» Work request
An exact copy of every record below is needed, with all pictures removed.

» Listed entries
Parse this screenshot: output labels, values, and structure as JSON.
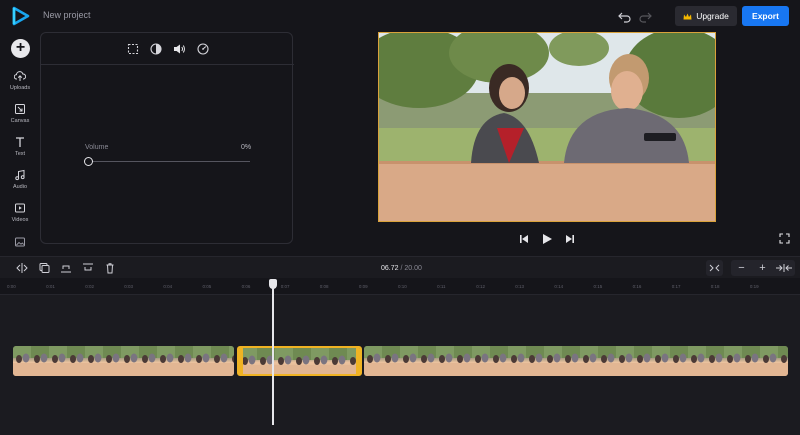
{
  "header": {
    "project_name": "New project",
    "upgrade_label": "Upgrade",
    "export_label": "Export"
  },
  "sidebar": {
    "items": [
      {
        "label": "Uploads",
        "icon": "upload-icon"
      },
      {
        "label": "Canvas",
        "icon": "canvas-icon"
      },
      {
        "label": "Text",
        "icon": "text-icon"
      },
      {
        "label": "Audio",
        "icon": "music-icon"
      },
      {
        "label": "Videos",
        "icon": "video-icon"
      },
      {
        "label": "",
        "icon": "image-icon"
      }
    ]
  },
  "panel": {
    "tabs": [
      "crop-icon",
      "adjust-icon",
      "volume-icon",
      "speed-icon"
    ],
    "active_tab": "volume-icon",
    "volume_label": "Volume",
    "volume_value": "0%",
    "volume_level": 0
  },
  "timeline": {
    "current_time": "06.72",
    "separator": "/",
    "duration": "20.00",
    "ticks": [
      "0:00",
      "0:01",
      "0:02",
      "0:03",
      "0:04",
      "0:05",
      "0:06",
      "0:07",
      "0:08",
      "0:09",
      "0:10",
      "0:11",
      "0:12",
      "0:13",
      "0:14",
      "0:15",
      "0:16",
      "0:17",
      "0:18",
      "0:19"
    ],
    "zoom_out": "−",
    "zoom_in": "+"
  },
  "colors": {
    "accent": "#1877f2",
    "selection": "#f0b323",
    "background": "#15151a"
  }
}
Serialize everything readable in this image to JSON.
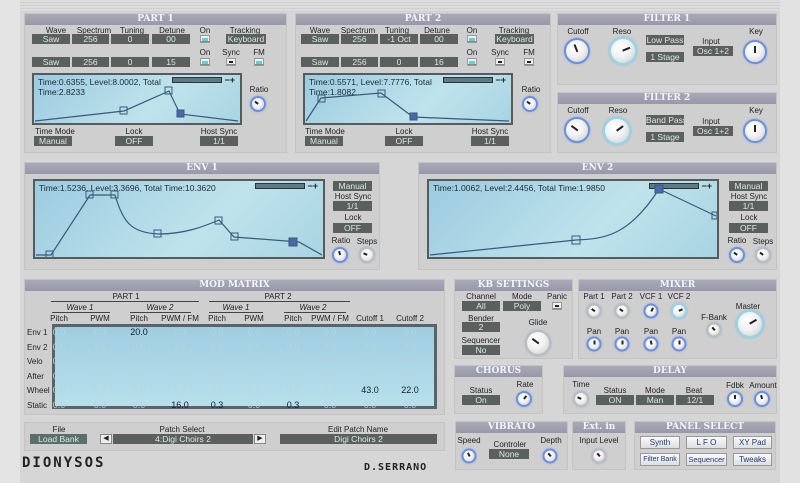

» Answer box
Parse this screenshot: output labels, values, and structure as JSON.
{
  "header": {
    "project_name": "New project",
    "upgrade_label": "Upgrade",
    "export_label": "Export"
  },
  "sidebar": {
    "items": [
      {
        "label": "Uploads",
        "icon": "upload-icon"
      },
      {
        "label": "Canvas",
        "icon": "canvas-icon"
      },
      {
        "label": "Text",
        "icon": "text-icon"
      },
      {
        "label": "Audio",
        "icon": "music-icon"
      },
      {
        "label": "Videos",
        "icon": "video-icon"
      },
      {
        "label": "",
        "icon": "image-icon"
      }
    ]
  },
  "panel": {
    "tabs": [
      "crop-icon",
      "adjust-icon",
      "volume-icon",
      "speed-icon"
    ],
    "active_tab": "volume-icon",
    "volume_label": "Volume",
    "volume_value": "0%",
    "volume_level": 0
  },
  "timeline": {
    "current_time": "06.72",
    "separator": "/",
    "duration": "20.00",
    "ticks": [
      "0:00",
      "0:01",
      "0:02",
      "0:03",
      "0:04",
      "0:05",
      "0:06",
      "0:07",
      "0:08",
      "0:09",
      "0:10",
      "0:11",
      "0:12",
      "0:13",
      "0:14",
      "0:15",
      "0:16",
      "0:17",
      "0:18",
      "0:19"
    ],
    "zoom_out": "−",
    "zoom_in": "+"
  },
  "colors": {
    "accent": "#1877f2",
    "selection": "#f0b323",
    "background": "#15151a"
  }
}
Serialize everything readable in this image to JSON.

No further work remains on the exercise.